- _EXERCISE DESCRIPTION_: Using the listing that follows, return every line with the word "icon".

────────

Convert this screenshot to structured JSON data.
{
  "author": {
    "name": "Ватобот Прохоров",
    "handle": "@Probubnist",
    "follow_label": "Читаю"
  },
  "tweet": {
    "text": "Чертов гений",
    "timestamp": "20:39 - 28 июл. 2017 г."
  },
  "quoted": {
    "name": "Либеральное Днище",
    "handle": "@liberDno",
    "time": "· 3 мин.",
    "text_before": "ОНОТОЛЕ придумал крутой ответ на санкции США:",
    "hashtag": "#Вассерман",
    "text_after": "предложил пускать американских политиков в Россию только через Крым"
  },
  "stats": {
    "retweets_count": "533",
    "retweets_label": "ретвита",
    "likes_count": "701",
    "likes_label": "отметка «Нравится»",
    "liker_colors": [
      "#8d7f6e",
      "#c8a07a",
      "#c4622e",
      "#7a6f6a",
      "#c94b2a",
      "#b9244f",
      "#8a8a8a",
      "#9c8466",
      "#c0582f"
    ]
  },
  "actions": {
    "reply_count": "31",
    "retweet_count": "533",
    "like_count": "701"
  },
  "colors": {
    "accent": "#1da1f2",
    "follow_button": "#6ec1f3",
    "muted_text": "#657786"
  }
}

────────

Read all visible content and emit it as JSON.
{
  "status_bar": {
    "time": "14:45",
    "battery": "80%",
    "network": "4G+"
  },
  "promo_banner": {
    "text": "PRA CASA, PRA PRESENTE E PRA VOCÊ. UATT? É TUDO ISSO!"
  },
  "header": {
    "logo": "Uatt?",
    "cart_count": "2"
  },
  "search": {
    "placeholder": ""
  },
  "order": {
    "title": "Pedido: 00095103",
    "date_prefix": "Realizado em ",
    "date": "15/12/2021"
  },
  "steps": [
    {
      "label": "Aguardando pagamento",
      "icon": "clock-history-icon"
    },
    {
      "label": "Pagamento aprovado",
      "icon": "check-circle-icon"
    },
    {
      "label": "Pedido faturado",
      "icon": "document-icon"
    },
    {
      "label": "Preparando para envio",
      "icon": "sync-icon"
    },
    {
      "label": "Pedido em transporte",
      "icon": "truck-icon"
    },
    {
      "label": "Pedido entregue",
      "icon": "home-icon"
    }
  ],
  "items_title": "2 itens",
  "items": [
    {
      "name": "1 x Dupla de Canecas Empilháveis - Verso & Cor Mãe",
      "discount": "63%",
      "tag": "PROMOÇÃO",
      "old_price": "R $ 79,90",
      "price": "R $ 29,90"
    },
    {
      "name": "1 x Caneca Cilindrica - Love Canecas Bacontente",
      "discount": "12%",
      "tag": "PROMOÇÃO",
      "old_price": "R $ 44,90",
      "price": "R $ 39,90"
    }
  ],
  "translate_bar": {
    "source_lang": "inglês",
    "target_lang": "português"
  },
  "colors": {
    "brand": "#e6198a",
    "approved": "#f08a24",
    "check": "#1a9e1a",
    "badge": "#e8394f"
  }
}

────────

- _ANSWER FOR THE TASK_:
      "icon": "clock-history-icon"
      "icon": "check-circle-icon"
      "icon": "document-icon"
      "icon": "sync-icon"
      "icon": "truck-icon"
      "icon": "home-icon"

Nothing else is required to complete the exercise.